JUST IN!!! Nigeria Is In Big Trouble – Minister Of Power, Fashola Raises Alarm

Minister of Power, Works and Housing, Babatunde Fashola has continued to trade words with members of the National Assembly over tampered 2017 Budget which recorded some added projects by Lawmakers.

According to the Minister, Nigeria is in big trouble if lawmakers do not understand the difference between cash and budgets.

Fashola had earlier complained that some provisions of the budget violate the nation’s constitution. The National however clapped back that the Minister was spreading ‘half-truths’ about the controversial Budget.

The former Lagos Governor who spoke in a statement signed by Hakeem Bello, his special adviser on media, said it will not be out of place to seek a resolution of the conflict between the executive and the legislators at the supreme court.

He alleged that the national assembly was more interested in small projects that are not life-changing.

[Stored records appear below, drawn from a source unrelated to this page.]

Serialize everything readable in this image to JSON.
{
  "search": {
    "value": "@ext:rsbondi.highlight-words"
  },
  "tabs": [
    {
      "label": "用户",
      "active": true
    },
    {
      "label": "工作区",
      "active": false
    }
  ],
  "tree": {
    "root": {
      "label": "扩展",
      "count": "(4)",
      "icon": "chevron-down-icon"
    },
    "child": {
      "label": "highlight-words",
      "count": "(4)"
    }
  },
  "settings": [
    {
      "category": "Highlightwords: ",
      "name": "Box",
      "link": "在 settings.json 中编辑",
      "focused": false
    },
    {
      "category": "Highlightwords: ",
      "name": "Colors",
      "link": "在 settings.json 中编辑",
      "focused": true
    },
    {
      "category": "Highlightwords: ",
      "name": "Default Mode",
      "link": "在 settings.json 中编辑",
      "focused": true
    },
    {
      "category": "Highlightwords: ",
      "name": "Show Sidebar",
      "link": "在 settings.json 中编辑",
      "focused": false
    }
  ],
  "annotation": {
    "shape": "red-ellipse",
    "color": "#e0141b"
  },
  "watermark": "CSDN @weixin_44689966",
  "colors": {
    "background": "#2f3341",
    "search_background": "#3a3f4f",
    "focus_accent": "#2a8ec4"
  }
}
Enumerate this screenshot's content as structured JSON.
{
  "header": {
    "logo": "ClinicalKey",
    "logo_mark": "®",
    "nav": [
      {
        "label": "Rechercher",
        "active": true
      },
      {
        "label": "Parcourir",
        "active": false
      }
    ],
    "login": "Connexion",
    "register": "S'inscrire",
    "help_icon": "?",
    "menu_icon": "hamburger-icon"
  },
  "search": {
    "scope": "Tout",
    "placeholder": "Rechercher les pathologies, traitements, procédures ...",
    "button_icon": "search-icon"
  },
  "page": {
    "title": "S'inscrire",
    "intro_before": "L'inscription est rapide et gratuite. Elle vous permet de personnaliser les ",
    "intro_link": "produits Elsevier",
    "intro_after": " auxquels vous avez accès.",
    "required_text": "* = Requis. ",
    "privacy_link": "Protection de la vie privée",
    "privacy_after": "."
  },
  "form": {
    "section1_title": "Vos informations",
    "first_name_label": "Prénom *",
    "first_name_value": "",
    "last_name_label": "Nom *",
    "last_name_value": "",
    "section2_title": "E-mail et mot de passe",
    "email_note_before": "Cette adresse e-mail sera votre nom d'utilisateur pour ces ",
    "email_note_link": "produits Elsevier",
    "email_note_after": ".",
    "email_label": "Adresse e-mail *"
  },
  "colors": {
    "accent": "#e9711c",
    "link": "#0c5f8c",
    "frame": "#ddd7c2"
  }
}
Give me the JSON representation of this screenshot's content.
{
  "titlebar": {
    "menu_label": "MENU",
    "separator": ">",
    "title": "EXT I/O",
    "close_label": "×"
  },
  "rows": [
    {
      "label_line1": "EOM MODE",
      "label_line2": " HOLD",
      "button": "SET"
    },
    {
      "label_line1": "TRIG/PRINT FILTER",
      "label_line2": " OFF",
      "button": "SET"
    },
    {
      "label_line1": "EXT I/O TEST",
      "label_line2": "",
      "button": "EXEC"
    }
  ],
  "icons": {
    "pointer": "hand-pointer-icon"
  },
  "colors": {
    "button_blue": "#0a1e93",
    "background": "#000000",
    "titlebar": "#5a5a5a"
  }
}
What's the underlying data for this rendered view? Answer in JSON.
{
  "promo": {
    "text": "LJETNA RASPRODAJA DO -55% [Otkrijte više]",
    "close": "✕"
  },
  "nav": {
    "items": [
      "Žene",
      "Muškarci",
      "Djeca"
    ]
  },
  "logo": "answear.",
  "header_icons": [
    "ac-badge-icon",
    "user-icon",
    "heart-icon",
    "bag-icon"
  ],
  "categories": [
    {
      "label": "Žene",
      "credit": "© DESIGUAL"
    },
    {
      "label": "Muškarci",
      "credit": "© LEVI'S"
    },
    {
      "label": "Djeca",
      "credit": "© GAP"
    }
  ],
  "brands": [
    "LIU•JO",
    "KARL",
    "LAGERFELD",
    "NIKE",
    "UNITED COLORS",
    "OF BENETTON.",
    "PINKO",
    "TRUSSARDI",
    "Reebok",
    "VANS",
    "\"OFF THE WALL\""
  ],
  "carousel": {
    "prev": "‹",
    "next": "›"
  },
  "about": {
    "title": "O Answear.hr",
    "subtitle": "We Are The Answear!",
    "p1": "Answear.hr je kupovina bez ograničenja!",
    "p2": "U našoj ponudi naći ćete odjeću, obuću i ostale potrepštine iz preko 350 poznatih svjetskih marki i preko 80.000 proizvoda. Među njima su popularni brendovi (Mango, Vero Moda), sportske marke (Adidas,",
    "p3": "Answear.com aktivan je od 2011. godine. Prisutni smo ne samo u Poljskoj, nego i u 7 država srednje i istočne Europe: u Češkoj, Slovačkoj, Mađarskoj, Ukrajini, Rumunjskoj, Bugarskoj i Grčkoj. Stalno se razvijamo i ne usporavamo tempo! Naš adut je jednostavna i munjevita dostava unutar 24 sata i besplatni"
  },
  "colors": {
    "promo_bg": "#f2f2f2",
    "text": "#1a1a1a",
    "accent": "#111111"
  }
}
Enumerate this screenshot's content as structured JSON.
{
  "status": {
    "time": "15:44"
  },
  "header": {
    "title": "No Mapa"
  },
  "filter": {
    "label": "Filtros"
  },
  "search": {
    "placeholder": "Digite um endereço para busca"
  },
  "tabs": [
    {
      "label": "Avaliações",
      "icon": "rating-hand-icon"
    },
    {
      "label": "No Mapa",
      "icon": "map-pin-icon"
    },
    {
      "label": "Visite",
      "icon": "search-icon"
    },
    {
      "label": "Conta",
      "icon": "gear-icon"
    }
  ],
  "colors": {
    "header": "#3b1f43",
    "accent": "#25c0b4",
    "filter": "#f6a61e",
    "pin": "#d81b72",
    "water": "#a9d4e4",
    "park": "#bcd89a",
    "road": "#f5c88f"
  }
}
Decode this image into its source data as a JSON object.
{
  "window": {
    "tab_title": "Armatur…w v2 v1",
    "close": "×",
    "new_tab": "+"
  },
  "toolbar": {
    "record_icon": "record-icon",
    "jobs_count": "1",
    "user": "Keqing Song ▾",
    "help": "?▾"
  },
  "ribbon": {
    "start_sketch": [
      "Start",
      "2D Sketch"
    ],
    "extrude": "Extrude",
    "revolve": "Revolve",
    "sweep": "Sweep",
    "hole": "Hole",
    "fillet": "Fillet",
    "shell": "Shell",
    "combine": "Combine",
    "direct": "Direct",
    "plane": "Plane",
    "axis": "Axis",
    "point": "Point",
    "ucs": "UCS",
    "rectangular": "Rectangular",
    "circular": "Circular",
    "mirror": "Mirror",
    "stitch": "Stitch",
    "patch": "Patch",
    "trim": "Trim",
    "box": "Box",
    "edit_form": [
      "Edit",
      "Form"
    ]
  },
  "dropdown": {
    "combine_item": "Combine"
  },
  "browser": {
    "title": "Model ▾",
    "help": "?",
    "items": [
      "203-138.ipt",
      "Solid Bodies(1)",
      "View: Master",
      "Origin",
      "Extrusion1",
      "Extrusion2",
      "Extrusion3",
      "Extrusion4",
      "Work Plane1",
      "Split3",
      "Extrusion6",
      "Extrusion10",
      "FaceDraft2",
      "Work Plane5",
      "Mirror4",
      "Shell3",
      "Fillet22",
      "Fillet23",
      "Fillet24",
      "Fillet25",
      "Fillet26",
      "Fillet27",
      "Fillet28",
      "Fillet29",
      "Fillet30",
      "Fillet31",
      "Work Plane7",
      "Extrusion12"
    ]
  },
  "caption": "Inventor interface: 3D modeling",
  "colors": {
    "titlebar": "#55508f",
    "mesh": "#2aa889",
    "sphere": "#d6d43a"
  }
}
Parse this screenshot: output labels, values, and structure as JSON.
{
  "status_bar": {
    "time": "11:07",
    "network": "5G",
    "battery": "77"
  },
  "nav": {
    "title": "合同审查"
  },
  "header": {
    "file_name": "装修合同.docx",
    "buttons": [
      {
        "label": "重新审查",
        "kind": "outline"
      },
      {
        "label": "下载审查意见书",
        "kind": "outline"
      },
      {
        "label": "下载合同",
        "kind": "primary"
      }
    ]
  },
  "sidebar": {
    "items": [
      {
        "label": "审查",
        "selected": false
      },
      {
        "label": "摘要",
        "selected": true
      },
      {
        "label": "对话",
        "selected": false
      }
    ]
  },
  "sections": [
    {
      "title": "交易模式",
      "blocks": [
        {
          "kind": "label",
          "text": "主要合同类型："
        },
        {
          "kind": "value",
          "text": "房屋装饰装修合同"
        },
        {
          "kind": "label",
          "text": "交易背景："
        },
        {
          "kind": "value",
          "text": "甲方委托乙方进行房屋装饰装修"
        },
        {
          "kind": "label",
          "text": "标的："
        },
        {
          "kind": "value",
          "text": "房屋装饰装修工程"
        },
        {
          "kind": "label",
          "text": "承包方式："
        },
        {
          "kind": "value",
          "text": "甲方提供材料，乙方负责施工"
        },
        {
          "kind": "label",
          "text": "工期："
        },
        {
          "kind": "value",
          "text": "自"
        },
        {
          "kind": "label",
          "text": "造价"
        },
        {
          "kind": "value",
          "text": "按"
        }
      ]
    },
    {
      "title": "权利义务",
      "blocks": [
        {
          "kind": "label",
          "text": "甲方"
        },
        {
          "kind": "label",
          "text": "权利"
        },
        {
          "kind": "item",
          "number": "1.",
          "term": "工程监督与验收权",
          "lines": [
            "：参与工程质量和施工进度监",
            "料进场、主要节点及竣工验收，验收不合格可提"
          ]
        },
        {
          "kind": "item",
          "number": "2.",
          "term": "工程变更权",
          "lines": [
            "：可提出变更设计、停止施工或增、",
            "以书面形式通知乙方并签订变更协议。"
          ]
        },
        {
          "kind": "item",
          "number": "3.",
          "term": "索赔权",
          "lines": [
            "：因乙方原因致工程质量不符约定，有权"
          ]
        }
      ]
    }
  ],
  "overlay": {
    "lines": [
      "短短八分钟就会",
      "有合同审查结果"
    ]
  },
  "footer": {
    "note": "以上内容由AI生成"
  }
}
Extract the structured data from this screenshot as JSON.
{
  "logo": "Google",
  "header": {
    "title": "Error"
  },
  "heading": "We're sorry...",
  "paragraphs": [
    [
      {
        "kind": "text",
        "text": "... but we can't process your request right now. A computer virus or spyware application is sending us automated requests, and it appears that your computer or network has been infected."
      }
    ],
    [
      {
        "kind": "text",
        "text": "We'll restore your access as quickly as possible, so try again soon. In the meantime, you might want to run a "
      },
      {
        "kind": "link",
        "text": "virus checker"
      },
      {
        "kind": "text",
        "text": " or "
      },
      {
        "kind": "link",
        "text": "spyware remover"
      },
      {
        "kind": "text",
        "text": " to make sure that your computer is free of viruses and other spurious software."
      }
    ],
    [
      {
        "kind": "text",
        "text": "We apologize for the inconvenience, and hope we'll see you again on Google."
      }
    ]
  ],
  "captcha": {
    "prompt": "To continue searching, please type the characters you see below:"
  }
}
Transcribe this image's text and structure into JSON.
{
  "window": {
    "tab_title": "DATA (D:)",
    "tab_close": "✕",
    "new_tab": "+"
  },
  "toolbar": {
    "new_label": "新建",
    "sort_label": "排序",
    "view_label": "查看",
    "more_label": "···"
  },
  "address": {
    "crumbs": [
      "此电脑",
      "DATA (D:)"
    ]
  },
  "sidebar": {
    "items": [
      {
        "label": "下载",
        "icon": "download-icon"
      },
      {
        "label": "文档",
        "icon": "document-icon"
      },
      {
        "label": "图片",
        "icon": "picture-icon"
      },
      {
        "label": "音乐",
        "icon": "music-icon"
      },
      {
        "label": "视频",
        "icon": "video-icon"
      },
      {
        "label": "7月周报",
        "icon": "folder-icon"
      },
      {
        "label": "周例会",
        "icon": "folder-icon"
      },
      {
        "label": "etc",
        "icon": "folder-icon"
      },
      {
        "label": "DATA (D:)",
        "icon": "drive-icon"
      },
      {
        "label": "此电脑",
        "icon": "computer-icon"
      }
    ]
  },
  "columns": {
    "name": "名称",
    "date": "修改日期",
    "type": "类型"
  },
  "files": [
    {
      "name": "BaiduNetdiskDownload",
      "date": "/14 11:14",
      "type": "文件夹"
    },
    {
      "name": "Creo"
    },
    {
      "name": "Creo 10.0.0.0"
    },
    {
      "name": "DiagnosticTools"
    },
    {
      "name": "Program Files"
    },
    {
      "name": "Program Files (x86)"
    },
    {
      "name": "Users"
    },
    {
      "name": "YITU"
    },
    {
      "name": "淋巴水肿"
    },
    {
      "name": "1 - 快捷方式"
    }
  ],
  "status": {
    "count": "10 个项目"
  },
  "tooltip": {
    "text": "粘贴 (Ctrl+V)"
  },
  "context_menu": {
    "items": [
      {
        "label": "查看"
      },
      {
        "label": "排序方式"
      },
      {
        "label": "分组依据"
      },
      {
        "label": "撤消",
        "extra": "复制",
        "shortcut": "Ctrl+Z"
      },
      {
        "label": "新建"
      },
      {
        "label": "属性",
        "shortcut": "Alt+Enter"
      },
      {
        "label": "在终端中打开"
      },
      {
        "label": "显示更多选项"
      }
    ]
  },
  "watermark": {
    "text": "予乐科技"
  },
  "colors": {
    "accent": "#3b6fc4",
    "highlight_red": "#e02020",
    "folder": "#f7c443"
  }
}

In the case of the Second Niger Bridge where one of the spokespersons alleged that the provision in 2016 budget was not spent and had to be returned, Fashola said that this displays very stark and worrisome gaps in knowledge of the spokesperson about the budget process he was addressing.

Fashola said the focus on contracts by the spokesperson of the house of representatives is probably a “Freudian slip that reveals his mindset”.

He said: “Budget is not cash, it is an approval of estimates of expenditure to be financed by cash from the ministry of finance. The ministry of finance has not yet released any cash for the second Niger bridge, so no money was returned.

“Three phases of early works of piling and foundation were approved and financed by the previous government in the hope that a concession will finally be issued, which has not happened because concessionaires have not been able to raise finance.

“The continuation of early works IV could not start in May 2016 when the budget was passed because of high water level in the River Niger in the rainy season.

“The contract was only approved by the federal executive council in the